[Exercise data]
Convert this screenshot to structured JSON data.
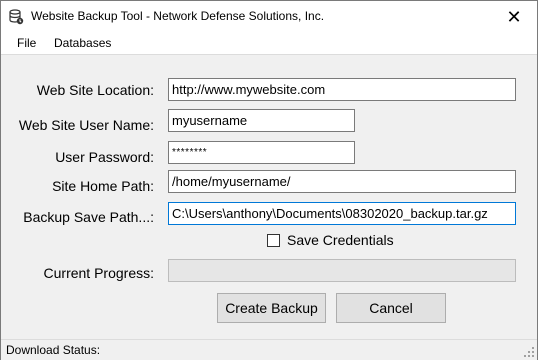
{
  "window": {
    "title": "Website Backup Tool - Network Defense Solutions, Inc."
  },
  "menu": {
    "items": [
      "File",
      "Databases"
    ]
  },
  "form": {
    "site_location_label": "Web Site Location:",
    "site_location_value": "http://www.mywebsite.com",
    "user_name_label": "Web Site User Name:",
    "user_name_value": "myusername",
    "password_label": "User Password:",
    "password_value": "********",
    "home_path_label": "Site Home Path:",
    "home_path_value": "/home/myusername/",
    "save_path_label": "Backup Save Path...:",
    "save_path_value": "C:\\Users\\anthony\\Documents\\08302020_backup.tar.gz",
    "save_credentials_label": "Save Credentials",
    "save_credentials_checked": false,
    "progress_label": "Current Progress:",
    "progress_value": 0
  },
  "buttons": {
    "create_label": "Create Backup",
    "cancel_label": "Cancel"
  },
  "status": {
    "text": "Download Status:"
  },
  "icons": {
    "app": "database-icon",
    "close": "close-icon",
    "grip": "resize-grip-icon"
  },
  "colors": {
    "focus_border": "#0078d7",
    "progress_fill": "#06b025"
  }
}
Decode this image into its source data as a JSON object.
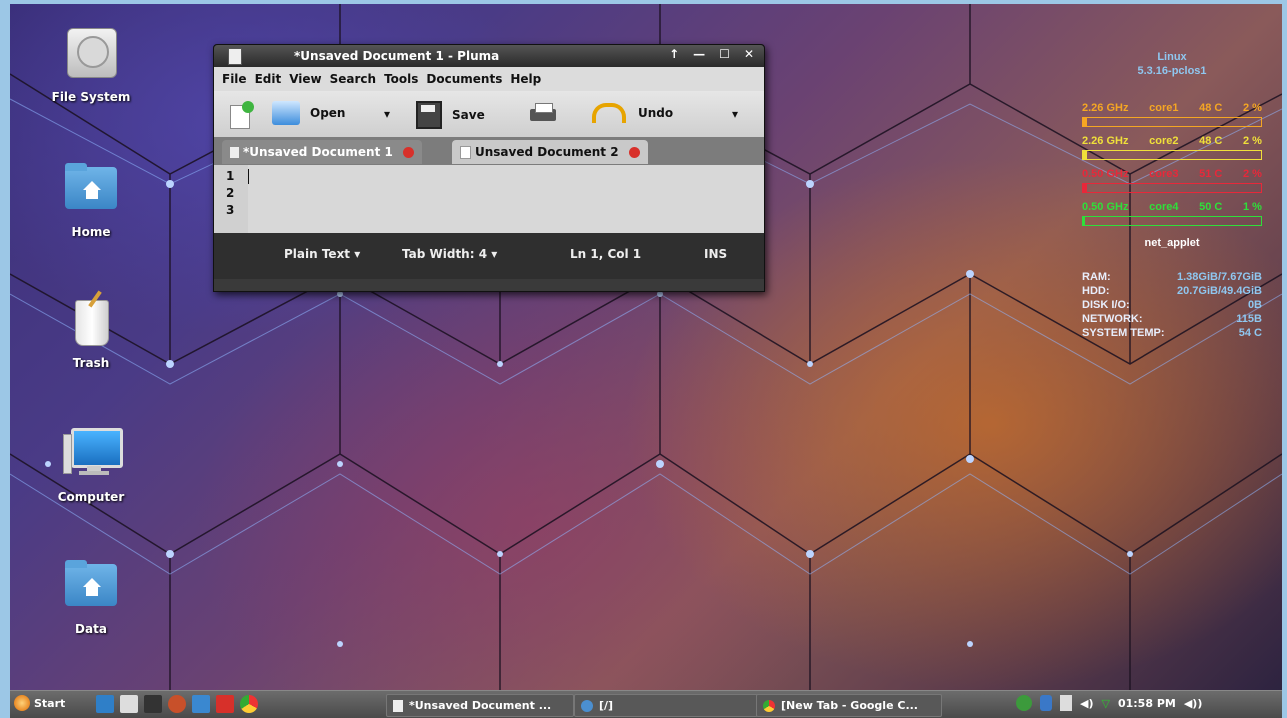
{
  "desktop": {
    "icons": [
      {
        "label": "File System",
        "icon": "harddisk-icon"
      },
      {
        "label": "Home",
        "icon": "home-folder-icon"
      },
      {
        "label": "Trash",
        "icon": "trash-icon"
      },
      {
        "label": "Computer",
        "icon": "computer-icon"
      },
      {
        "label": "Data",
        "icon": "data-folder-icon"
      }
    ]
  },
  "conky": {
    "os": "Linux",
    "kernel": "5.3.16-pclos1",
    "cores": [
      {
        "freq": "2.26 GHz",
        "name": "core1",
        "temp": "48 C",
        "usage": "2 %",
        "color": "#f5a623",
        "fill": 0.02
      },
      {
        "freq": "2.26 GHz",
        "name": "core2",
        "temp": "48 C",
        "usage": "2 %",
        "color": "#f0e03a",
        "fill": 0.02
      },
      {
        "freq": "0.50 GHz",
        "name": "core3",
        "temp": "51 C",
        "usage": "2 %",
        "color": "#e8283a",
        "fill": 0.02
      },
      {
        "freq": "0.50 GHz",
        "name": "core4",
        "temp": "50 C",
        "usage": "1 %",
        "color": "#2ee03a",
        "fill": 0.01
      }
    ],
    "net_applet": "net_applet",
    "stats": [
      {
        "label": "RAM:",
        "value": "1.38GiB/7.67GiB"
      },
      {
        "label": "HDD:",
        "value": "20.7GiB/49.4GiB"
      },
      {
        "label": "DISK I/O:",
        "value": "0B"
      },
      {
        "label": "NETWORK:",
        "value": "115B"
      },
      {
        "label": "SYSTEM TEMP:",
        "value": "54 C"
      }
    ]
  },
  "window": {
    "title": "*Unsaved Document 1 - Pluma",
    "controls": {
      "up": "↑",
      "minimize": "—",
      "maximize": "☐",
      "close": "✕"
    },
    "menu": [
      "File",
      "Edit",
      "View",
      "Search",
      "Tools",
      "Documents",
      "Help"
    ],
    "toolbar": {
      "open": "Open",
      "save": "Save",
      "undo": "Undo"
    },
    "tabs": [
      {
        "label": "*Unsaved Document 1",
        "active": true
      },
      {
        "label": "Unsaved Document 2",
        "active": false
      }
    ],
    "lines": [
      "1",
      "2",
      "3"
    ],
    "status": {
      "language": "Plain Text",
      "tab_width": "Tab Width: 4",
      "position": "Ln 1, Col 1",
      "mode": "INS"
    }
  },
  "taskbar": {
    "start": "Start",
    "tasks": [
      "*Unsaved Document ...",
      "[/]",
      "[New Tab - Google C..."
    ],
    "clock": "01:58 PM"
  }
}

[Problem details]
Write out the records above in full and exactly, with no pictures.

[Output of the exercise]
Convert this screenshot to structured JSON data.
{
  "window": {
    "title": "Website Backup Tool - Network Defense Solutions, Inc."
  },
  "menu": {
    "items": [
      "File",
      "Databases"
    ]
  },
  "form": {
    "site_location_label": "Web Site Location:",
    "site_location_value": "http://www.mywebsite.com",
    "user_name_label": "Web Site User Name:",
    "user_name_value": "myusername",
    "password_label": "User Password:",
    "password_value": "********",
    "home_path_label": "Site Home Path:",
    "home_path_value": "/home/myusername/",
    "save_path_label": "Backup Save Path...:",
    "save_path_value": "C:\\Users\\anthony\\Documents\\08302020_backup.tar.gz",
    "save_credentials_label": "Save Credentials",
    "save_credentials_checked": false,
    "progress_label": "Current Progress:",
    "progress_value": 0
  },
  "buttons": {
    "create_label": "Create Backup",
    "cancel_label": "Cancel"
  },
  "status": {
    "text": "Download Status:"
  },
  "icons": {
    "app": "database-icon",
    "close": "close-icon",
    "grip": "resize-grip-icon"
  },
  "colors": {
    "focus_border": "#0078d7",
    "progress_fill": "#06b025"
  }
}
Decode this image into its source data as a JSON object.
{
  "desktop": {
    "icons": [
      {
        "label": "File System",
        "icon": "harddisk-icon"
      },
      {
        "label": "Home",
        "icon": "home-folder-icon"
      },
      {
        "label": "Trash",
        "icon": "trash-icon"
      },
      {
        "label": "Computer",
        "icon": "computer-icon"
      },
      {
        "label": "Data",
        "icon": "data-folder-icon"
      }
    ]
  },
  "conky": {
    "os": "Linux",
    "kernel": "5.3.16-pclos1",
    "cores": [
      {
        "freq": "2.26 GHz",
        "name": "core1",
        "temp": "48 C",
        "usage": "2 %",
        "color": "#f5a623",
        "fill": 0.02
      },
      {
        "freq": "2.26 GHz",
        "name": "core2",
        "temp": "48 C",
        "usage": "2 %",
        "color": "#f0e03a",
        "fill": 0.02
      },
      {
        "freq": "0.50 GHz",
        "name": "core3",
        "temp": "51 C",
        "usage": "2 %",
        "color": "#e8283a",
        "fill": 0.02
      },
      {
        "freq": "0.50 GHz",
        "name": "core4",
        "temp": "50 C",
        "usage": "1 %",
        "color": "#2ee03a",
        "fill": 0.01
      }
    ],
    "net_applet": "net_applet",
    "stats": [
      {
        "label": "RAM:",
        "value": "1.38GiB/7.67GiB"
      },
      {
        "label": "HDD:",
        "value": "20.7GiB/49.4GiB"
      },
      {
        "label": "DISK I/O:",
        "value": "0B"
      },
      {
        "label": "NETWORK:",
        "value": "115B"
      },
      {
        "label": "SYSTEM TEMP:",
        "value": "54 C"
      }
    ]
  },
  "window": {
    "title": "*Unsaved Document 1 - Pluma",
    "controls": {
      "up": "↑",
      "minimize": "—",
      "maximize": "☐",
      "close": "✕"
    },
    "menu": [
      "File",
      "Edit",
      "View",
      "Search",
      "Tools",
      "Documents",
      "Help"
    ],
    "toolbar": {
      "open": "Open",
      "save": "Save",
      "undo": "Undo"
    },
    "tabs": [
      {
        "label": "*Unsaved Document 1",
        "active": true
      },
      {
        "label": "Unsaved Document 2",
        "active": false
      }
    ],
    "lines": [
      "1",
      "2",
      "3"
    ],
    "status": {
      "language": "Plain Text",
      "tab_width": "Tab Width: 4",
      "position": "Ln 1, Col 1",
      "mode": "INS"
    }
  },
  "taskbar": {
    "start": "Start",
    "tasks": [
      "*Unsaved Document ...",
      "[/]",
      "[New Tab - Google C..."
    ],
    "clock": "01:58 PM"
  }
}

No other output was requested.